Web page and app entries
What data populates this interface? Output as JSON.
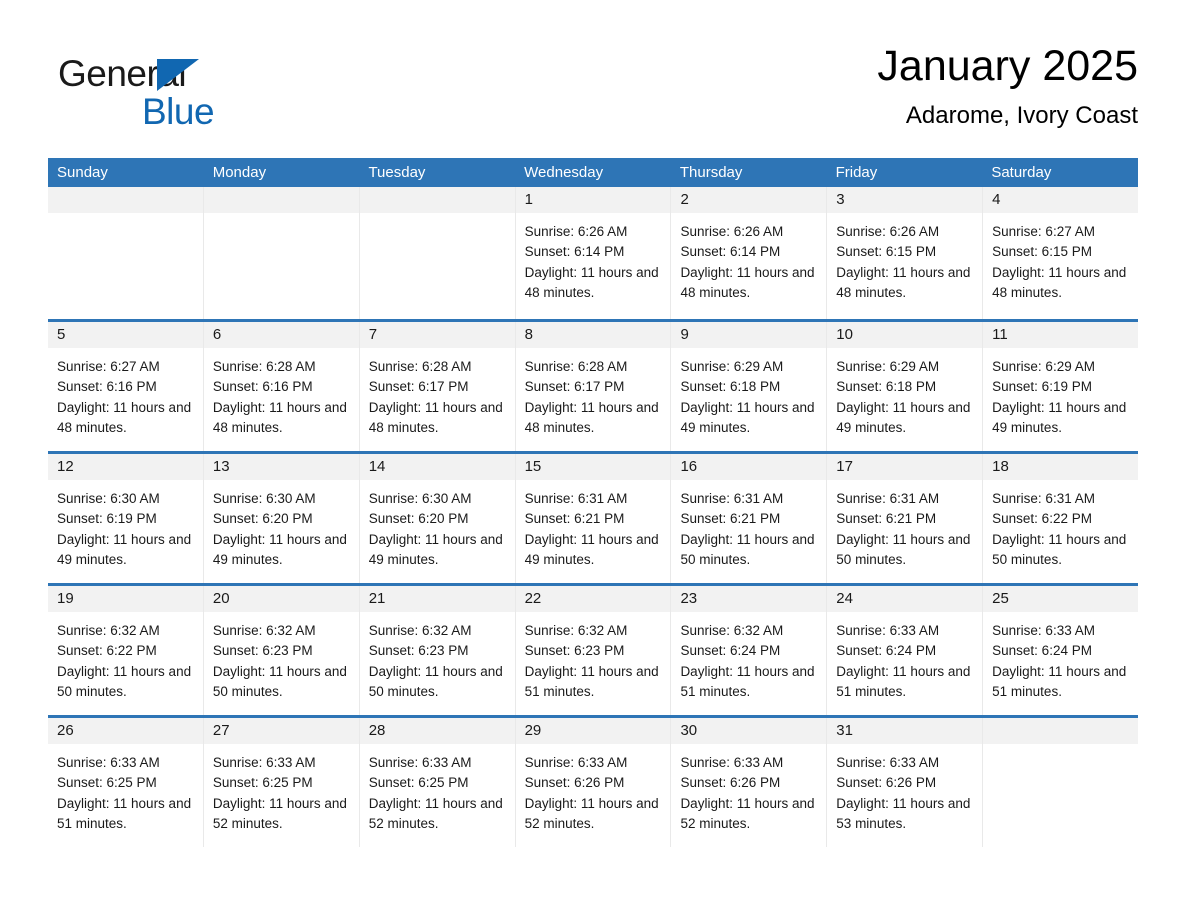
{
  "brand": {
    "name_part1": "General",
    "name_part2": "Blue",
    "triangle_color": "#1167b1",
    "blue_color": "#1167b1"
  },
  "header": {
    "title": "January 2025",
    "subtitle": "Adarome, Ivory Coast"
  },
  "theme": {
    "header_blue": "#2e75b6",
    "daynum_band": "#f2f2f2",
    "text": "#1a1a1a"
  },
  "weekdays": [
    "Sunday",
    "Monday",
    "Tuesday",
    "Wednesday",
    "Thursday",
    "Friday",
    "Saturday"
  ],
  "weeks": [
    [
      {
        "day": "",
        "sunrise": "",
        "sunset": "",
        "daylight": "",
        "empty": true
      },
      {
        "day": "",
        "sunrise": "",
        "sunset": "",
        "daylight": "",
        "empty": true
      },
      {
        "day": "",
        "sunrise": "",
        "sunset": "",
        "daylight": "",
        "empty": true
      },
      {
        "day": "1",
        "sunrise": "Sunrise: 6:26 AM",
        "sunset": "Sunset: 6:14 PM",
        "daylight": "Daylight: 11 hours and 48 minutes."
      },
      {
        "day": "2",
        "sunrise": "Sunrise: 6:26 AM",
        "sunset": "Sunset: 6:14 PM",
        "daylight": "Daylight: 11 hours and 48 minutes."
      },
      {
        "day": "3",
        "sunrise": "Sunrise: 6:26 AM",
        "sunset": "Sunset: 6:15 PM",
        "daylight": "Daylight: 11 hours and 48 minutes."
      },
      {
        "day": "4",
        "sunrise": "Sunrise: 6:27 AM",
        "sunset": "Sunset: 6:15 PM",
        "daylight": "Daylight: 11 hours and 48 minutes."
      }
    ],
    [
      {
        "day": "5",
        "sunrise": "Sunrise: 6:27 AM",
        "sunset": "Sunset: 6:16 PM",
        "daylight": "Daylight: 11 hours and 48 minutes."
      },
      {
        "day": "6",
        "sunrise": "Sunrise: 6:28 AM",
        "sunset": "Sunset: 6:16 PM",
        "daylight": "Daylight: 11 hours and 48 minutes."
      },
      {
        "day": "7",
        "sunrise": "Sunrise: 6:28 AM",
        "sunset": "Sunset: 6:17 PM",
        "daylight": "Daylight: 11 hours and 48 minutes."
      },
      {
        "day": "8",
        "sunrise": "Sunrise: 6:28 AM",
        "sunset": "Sunset: 6:17 PM",
        "daylight": "Daylight: 11 hours and 48 minutes."
      },
      {
        "day": "9",
        "sunrise": "Sunrise: 6:29 AM",
        "sunset": "Sunset: 6:18 PM",
        "daylight": "Daylight: 11 hours and 49 minutes."
      },
      {
        "day": "10",
        "sunrise": "Sunrise: 6:29 AM",
        "sunset": "Sunset: 6:18 PM",
        "daylight": "Daylight: 11 hours and 49 minutes."
      },
      {
        "day": "11",
        "sunrise": "Sunrise: 6:29 AM",
        "sunset": "Sunset: 6:19 PM",
        "daylight": "Daylight: 11 hours and 49 minutes."
      }
    ],
    [
      {
        "day": "12",
        "sunrise": "Sunrise: 6:30 AM",
        "sunset": "Sunset: 6:19 PM",
        "daylight": "Daylight: 11 hours and 49 minutes."
      },
      {
        "day": "13",
        "sunrise": "Sunrise: 6:30 AM",
        "sunset": "Sunset: 6:20 PM",
        "daylight": "Daylight: 11 hours and 49 minutes."
      },
      {
        "day": "14",
        "sunrise": "Sunrise: 6:30 AM",
        "sunset": "Sunset: 6:20 PM",
        "daylight": "Daylight: 11 hours and 49 minutes."
      },
      {
        "day": "15",
        "sunrise": "Sunrise: 6:31 AM",
        "sunset": "Sunset: 6:21 PM",
        "daylight": "Daylight: 11 hours and 49 minutes."
      },
      {
        "day": "16",
        "sunrise": "Sunrise: 6:31 AM",
        "sunset": "Sunset: 6:21 PM",
        "daylight": "Daylight: 11 hours and 50 minutes."
      },
      {
        "day": "17",
        "sunrise": "Sunrise: 6:31 AM",
        "sunset": "Sunset: 6:21 PM",
        "daylight": "Daylight: 11 hours and 50 minutes."
      },
      {
        "day": "18",
        "sunrise": "Sunrise: 6:31 AM",
        "sunset": "Sunset: 6:22 PM",
        "daylight": "Daylight: 11 hours and 50 minutes."
      }
    ],
    [
      {
        "day": "19",
        "sunrise": "Sunrise: 6:32 AM",
        "sunset": "Sunset: 6:22 PM",
        "daylight": "Daylight: 11 hours and 50 minutes."
      },
      {
        "day": "20",
        "sunrise": "Sunrise: 6:32 AM",
        "sunset": "Sunset: 6:23 PM",
        "daylight": "Daylight: 11 hours and 50 minutes."
      },
      {
        "day": "21",
        "sunrise": "Sunrise: 6:32 AM",
        "sunset": "Sunset: 6:23 PM",
        "daylight": "Daylight: 11 hours and 50 minutes."
      },
      {
        "day": "22",
        "sunrise": "Sunrise: 6:32 AM",
        "sunset": "Sunset: 6:23 PM",
        "daylight": "Daylight: 11 hours and 51 minutes."
      },
      {
        "day": "23",
        "sunrise": "Sunrise: 6:32 AM",
        "sunset": "Sunset: 6:24 PM",
        "daylight": "Daylight: 11 hours and 51 minutes."
      },
      {
        "day": "24",
        "sunrise": "Sunrise: 6:33 AM",
        "sunset": "Sunset: 6:24 PM",
        "daylight": "Daylight: 11 hours and 51 minutes."
      },
      {
        "day": "25",
        "sunrise": "Sunrise: 6:33 AM",
        "sunset": "Sunset: 6:24 PM",
        "daylight": "Daylight: 11 hours and 51 minutes."
      }
    ],
    [
      {
        "day": "26",
        "sunrise": "Sunrise: 6:33 AM",
        "sunset": "Sunset: 6:25 PM",
        "daylight": "Daylight: 11 hours and 51 minutes."
      },
      {
        "day": "27",
        "sunrise": "Sunrise: 6:33 AM",
        "sunset": "Sunset: 6:25 PM",
        "daylight": "Daylight: 11 hours and 52 minutes."
      },
      {
        "day": "28",
        "sunrise": "Sunrise: 6:33 AM",
        "sunset": "Sunset: 6:25 PM",
        "daylight": "Daylight: 11 hours and 52 minutes."
      },
      {
        "day": "29",
        "sunrise": "Sunrise: 6:33 AM",
        "sunset": "Sunset: 6:26 PM",
        "daylight": "Daylight: 11 hours and 52 minutes."
      },
      {
        "day": "30",
        "sunrise": "Sunrise: 6:33 AM",
        "sunset": "Sunset: 6:26 PM",
        "daylight": "Daylight: 11 hours and 52 minutes."
      },
      {
        "day": "31",
        "sunrise": "Sunrise: 6:33 AM",
        "sunset": "Sunset: 6:26 PM",
        "daylight": "Daylight: 11 hours and 53 minutes."
      },
      {
        "day": "",
        "sunrise": "",
        "sunset": "",
        "daylight": "",
        "empty": true
      }
    ]
  ]
}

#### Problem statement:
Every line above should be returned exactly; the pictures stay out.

#### Task solution:
What data populates this interface? Output as JSON.
{
  "brand": {
    "name_part1": "General",
    "name_part2": "Blue",
    "triangle_color": "#1167b1",
    "blue_color": "#1167b1"
  },
  "header": {
    "title": "January 2025",
    "subtitle": "Adarome, Ivory Coast"
  },
  "theme": {
    "header_blue": "#2e75b6",
    "daynum_band": "#f2f2f2",
    "text": "#1a1a1a"
  },
  "weekdays": [
    "Sunday",
    "Monday",
    "Tuesday",
    "Wednesday",
    "Thursday",
    "Friday",
    "Saturday"
  ],
  "weeks": [
    [
      {
        "day": "",
        "sunrise": "",
        "sunset": "",
        "daylight": "",
        "empty": true
      },
      {
        "day": "",
        "sunrise": "",
        "sunset": "",
        "daylight": "",
        "empty": true
      },
      {
        "day": "",
        "sunrise": "",
        "sunset": "",
        "daylight": "",
        "empty": true
      },
      {
        "day": "1",
        "sunrise": "Sunrise: 6:26 AM",
        "sunset": "Sunset: 6:14 PM",
        "daylight": "Daylight: 11 hours and 48 minutes."
      },
      {
        "day": "2",
        "sunrise": "Sunrise: 6:26 AM",
        "sunset": "Sunset: 6:14 PM",
        "daylight": "Daylight: 11 hours and 48 minutes."
      },
      {
        "day": "3",
        "sunrise": "Sunrise: 6:26 AM",
        "sunset": "Sunset: 6:15 PM",
        "daylight": "Daylight: 11 hours and 48 minutes."
      },
      {
        "day": "4",
        "sunrise": "Sunrise: 6:27 AM",
        "sunset": "Sunset: 6:15 PM",
        "daylight": "Daylight: 11 hours and 48 minutes."
      }
    ],
    [
      {
        "day": "5",
        "sunrise": "Sunrise: 6:27 AM",
        "sunset": "Sunset: 6:16 PM",
        "daylight": "Daylight: 11 hours and 48 minutes."
      },
      {
        "day": "6",
        "sunrise": "Sunrise: 6:28 AM",
        "sunset": "Sunset: 6:16 PM",
        "daylight": "Daylight: 11 hours and 48 minutes."
      },
      {
        "day": "7",
        "sunrise": "Sunrise: 6:28 AM",
        "sunset": "Sunset: 6:17 PM",
        "daylight": "Daylight: 11 hours and 48 minutes."
      },
      {
        "day": "8",
        "sunrise": "Sunrise: 6:28 AM",
        "sunset": "Sunset: 6:17 PM",
        "daylight": "Daylight: 11 hours and 48 minutes."
      },
      {
        "day": "9",
        "sunrise": "Sunrise: 6:29 AM",
        "sunset": "Sunset: 6:18 PM",
        "daylight": "Daylight: 11 hours and 49 minutes."
      },
      {
        "day": "10",
        "sunrise": "Sunrise: 6:29 AM",
        "sunset": "Sunset: 6:18 PM",
        "daylight": "Daylight: 11 hours and 49 minutes."
      },
      {
        "day": "11",
        "sunrise": "Sunrise: 6:29 AM",
        "sunset": "Sunset: 6:19 PM",
        "daylight": "Daylight: 11 hours and 49 minutes."
      }
    ],
    [
      {
        "day": "12",
        "sunrise": "Sunrise: 6:30 AM",
        "sunset": "Sunset: 6:19 PM",
        "daylight": "Daylight: 11 hours and 49 minutes."
      },
      {
        "day": "13",
        "sunrise": "Sunrise: 6:30 AM",
        "sunset": "Sunset: 6:20 PM",
        "daylight": "Daylight: 11 hours and 49 minutes."
      },
      {
        "day": "14",
        "sunrise": "Sunrise: 6:30 AM",
        "sunset": "Sunset: 6:20 PM",
        "daylight": "Daylight: 11 hours and 49 minutes."
      },
      {
        "day": "15",
        "sunrise": "Sunrise: 6:31 AM",
        "sunset": "Sunset: 6:21 PM",
        "daylight": "Daylight: 11 hours and 49 minutes."
      },
      {
        "day": "16",
        "sunrise": "Sunrise: 6:31 AM",
        "sunset": "Sunset: 6:21 PM",
        "daylight": "Daylight: 11 hours and 50 minutes."
      },
      {
        "day": "17",
        "sunrise": "Sunrise: 6:31 AM",
        "sunset": "Sunset: 6:21 PM",
        "daylight": "Daylight: 11 hours and 50 minutes."
      },
      {
        "day": "18",
        "sunrise": "Sunrise: 6:31 AM",
        "sunset": "Sunset: 6:22 PM",
        "daylight": "Daylight: 11 hours and 50 minutes."
      }
    ],
    [
      {
        "day": "19",
        "sunrise": "Sunrise: 6:32 AM",
        "sunset": "Sunset: 6:22 PM",
        "daylight": "Daylight: 11 hours and 50 minutes."
      },
      {
        "day": "20",
        "sunrise": "Sunrise: 6:32 AM",
        "sunset": "Sunset: 6:23 PM",
        "daylight": "Daylight: 11 hours and 50 minutes."
      },
      {
        "day": "21",
        "sunrise": "Sunrise: 6:32 AM",
        "sunset": "Sunset: 6:23 PM",
        "daylight": "Daylight: 11 hours and 50 minutes."
      },
      {
        "day": "22",
        "sunrise": "Sunrise: 6:32 AM",
        "sunset": "Sunset: 6:23 PM",
        "daylight": "Daylight: 11 hours and 51 minutes."
      },
      {
        "day": "23",
        "sunrise": "Sunrise: 6:32 AM",
        "sunset": "Sunset: 6:24 PM",
        "daylight": "Daylight: 11 hours and 51 minutes."
      },
      {
        "day": "24",
        "sunrise": "Sunrise: 6:33 AM",
        "sunset": "Sunset: 6:24 PM",
        "daylight": "Daylight: 11 hours and 51 minutes."
      },
      {
        "day": "25",
        "sunrise": "Sunrise: 6:33 AM",
        "sunset": "Sunset: 6:24 PM",
        "daylight": "Daylight: 11 hours and 51 minutes."
      }
    ],
    [
      {
        "day": "26",
        "sunrise": "Sunrise: 6:33 AM",
        "sunset": "Sunset: 6:25 PM",
        "daylight": "Daylight: 11 hours and 51 minutes."
      },
      {
        "day": "27",
        "sunrise": "Sunrise: 6:33 AM",
        "sunset": "Sunset: 6:25 PM",
        "daylight": "Daylight: 11 hours and 52 minutes."
      },
      {
        "day": "28",
        "sunrise": "Sunrise: 6:33 AM",
        "sunset": "Sunset: 6:25 PM",
        "daylight": "Daylight: 11 hours and 52 minutes."
      },
      {
        "day": "29",
        "sunrise": "Sunrise: 6:33 AM",
        "sunset": "Sunset: 6:26 PM",
        "daylight": "Daylight: 11 hours and 52 minutes."
      },
      {
        "day": "30",
        "sunrise": "Sunrise: 6:33 AM",
        "sunset": "Sunset: 6:26 PM",
        "daylight": "Daylight: 11 hours and 52 minutes."
      },
      {
        "day": "31",
        "sunrise": "Sunrise: 6:33 AM",
        "sunset": "Sunset: 6:26 PM",
        "daylight": "Daylight: 11 hours and 53 minutes."
      },
      {
        "day": "",
        "sunrise": "",
        "sunset": "",
        "daylight": "",
        "empty": true
      }
    ]
  ]
}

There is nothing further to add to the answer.